Search the material below for the word "icon". Copy every line where it is found.

——

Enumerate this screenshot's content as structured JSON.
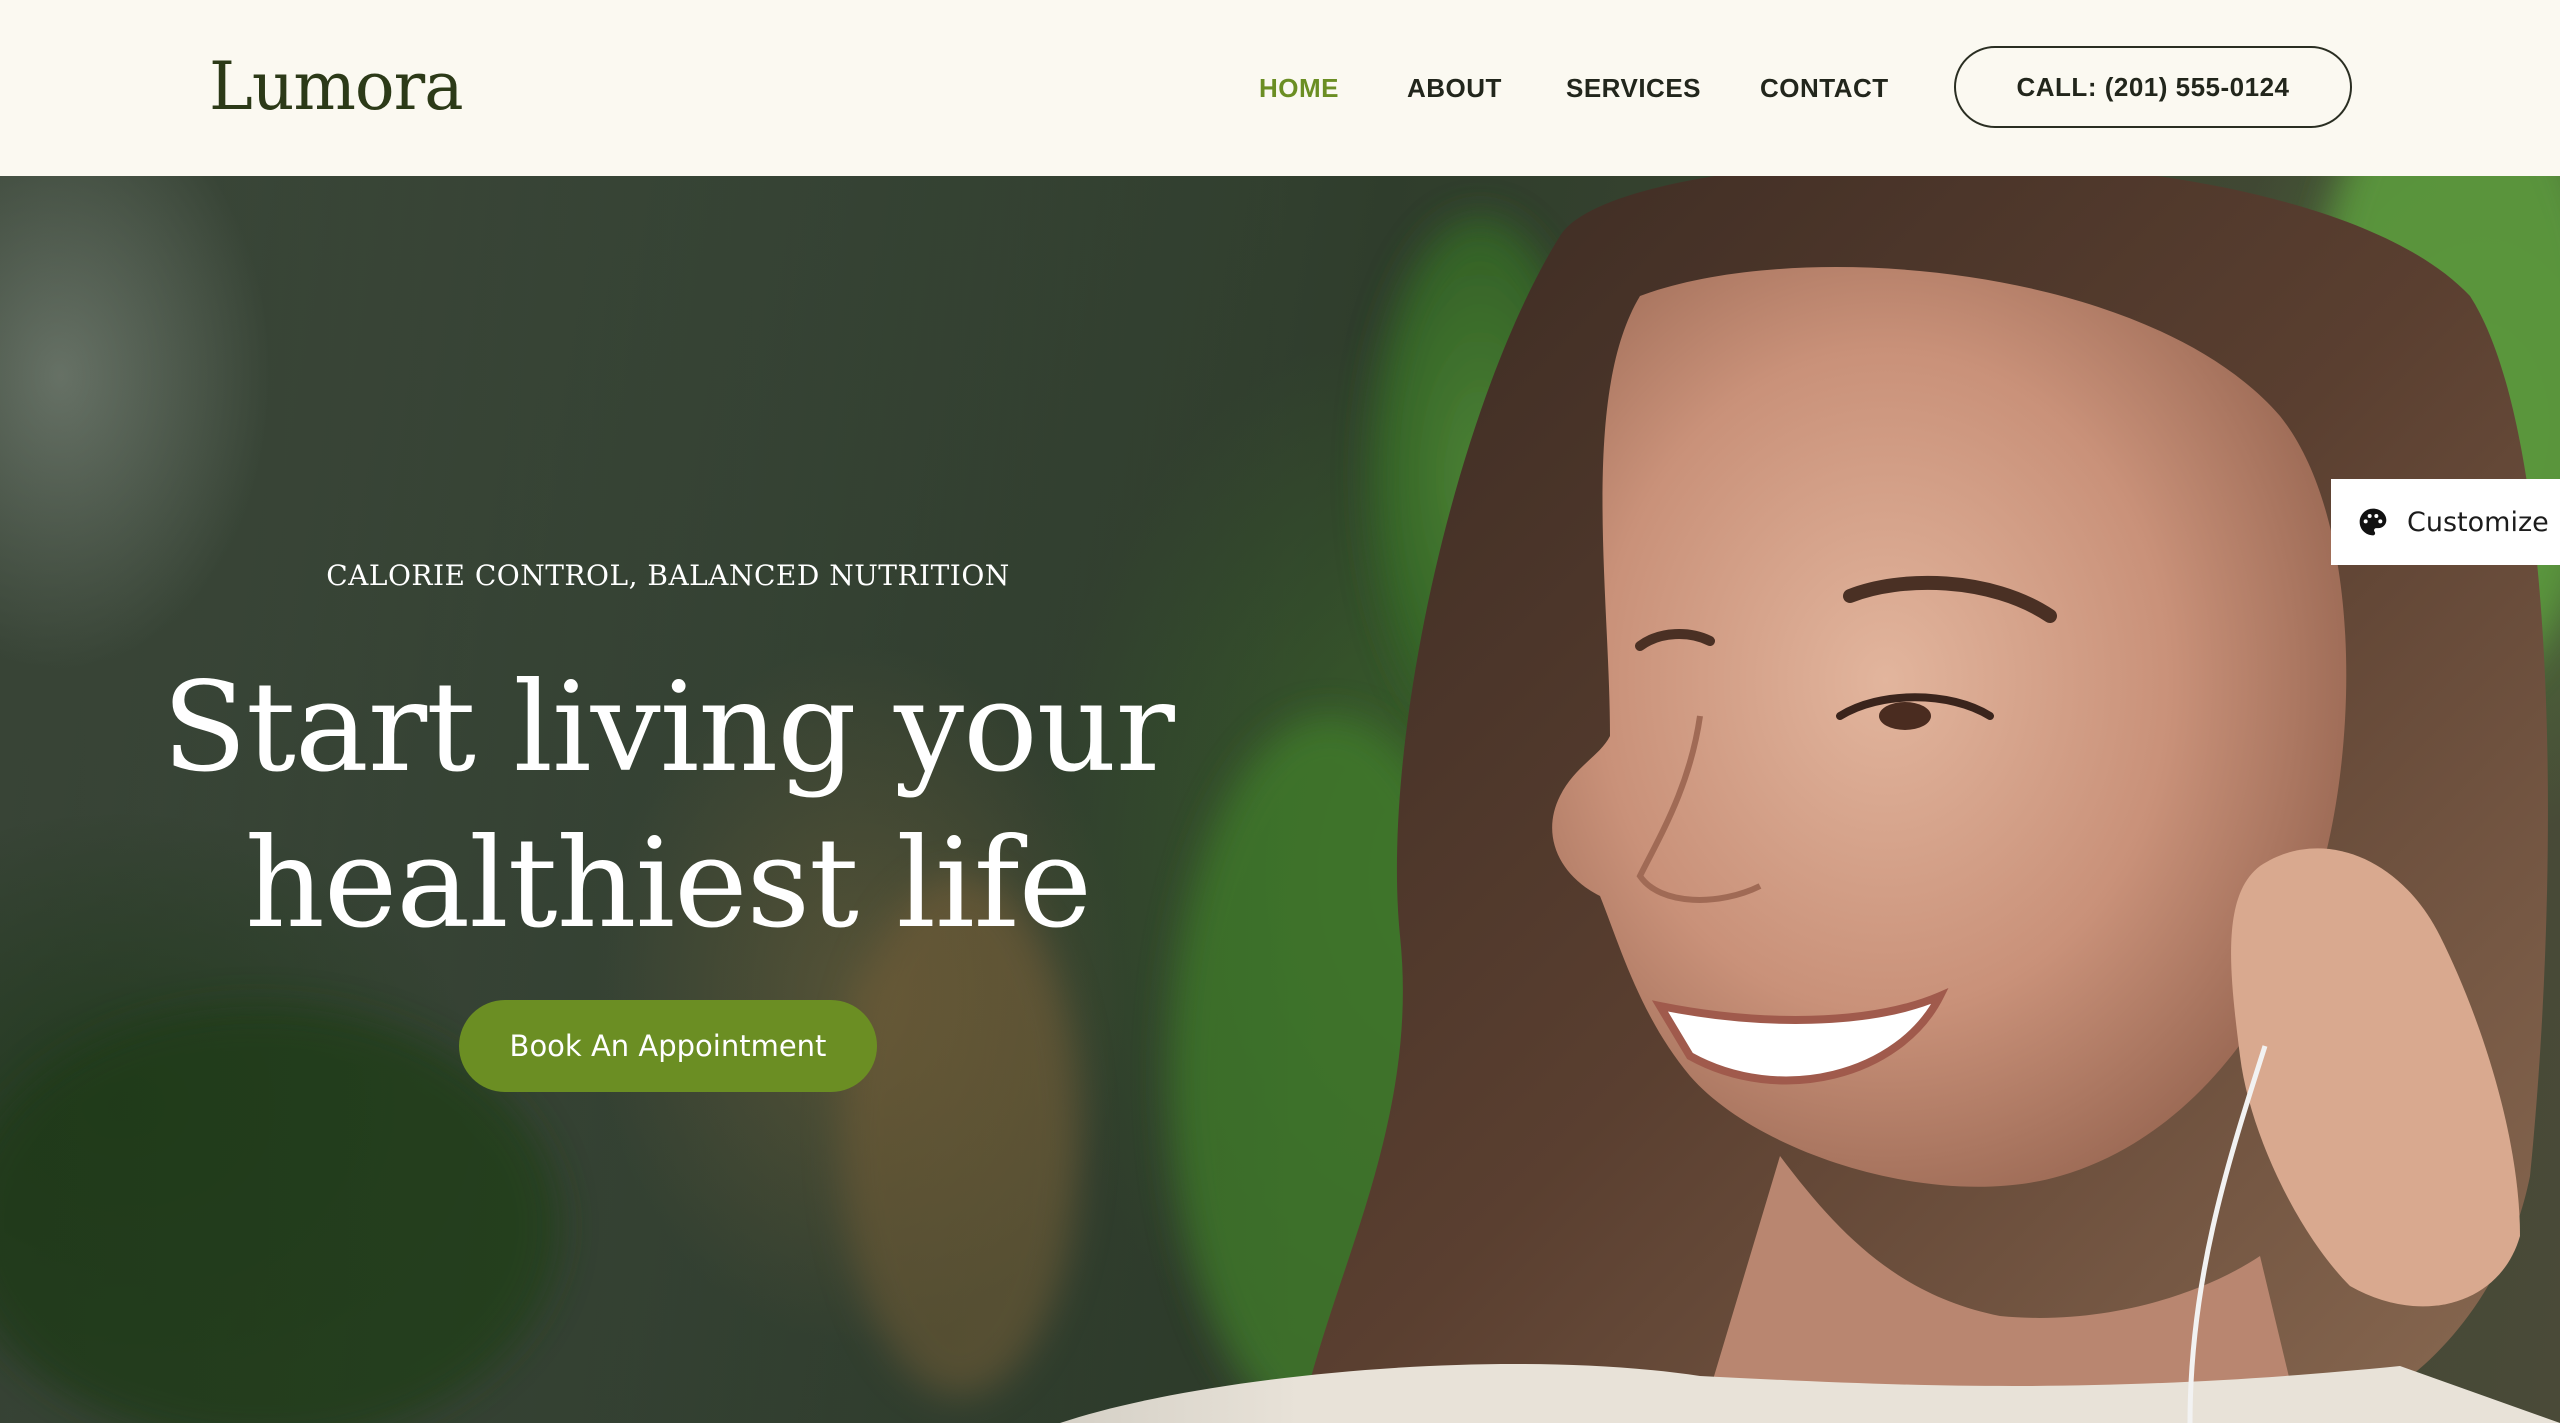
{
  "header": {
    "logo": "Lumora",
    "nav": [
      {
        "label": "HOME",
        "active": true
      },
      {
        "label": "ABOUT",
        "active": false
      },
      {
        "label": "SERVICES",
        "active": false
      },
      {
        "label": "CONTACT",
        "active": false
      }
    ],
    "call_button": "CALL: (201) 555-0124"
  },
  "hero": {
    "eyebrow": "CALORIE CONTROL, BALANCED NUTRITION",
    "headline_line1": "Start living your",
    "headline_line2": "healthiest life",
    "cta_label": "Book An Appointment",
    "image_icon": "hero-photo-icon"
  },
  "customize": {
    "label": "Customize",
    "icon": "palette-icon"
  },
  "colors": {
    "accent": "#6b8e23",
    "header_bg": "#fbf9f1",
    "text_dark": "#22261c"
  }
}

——

Answer to this exercise:
    "image_icon": "hero-photo-icon"
    "icon": "palette-icon"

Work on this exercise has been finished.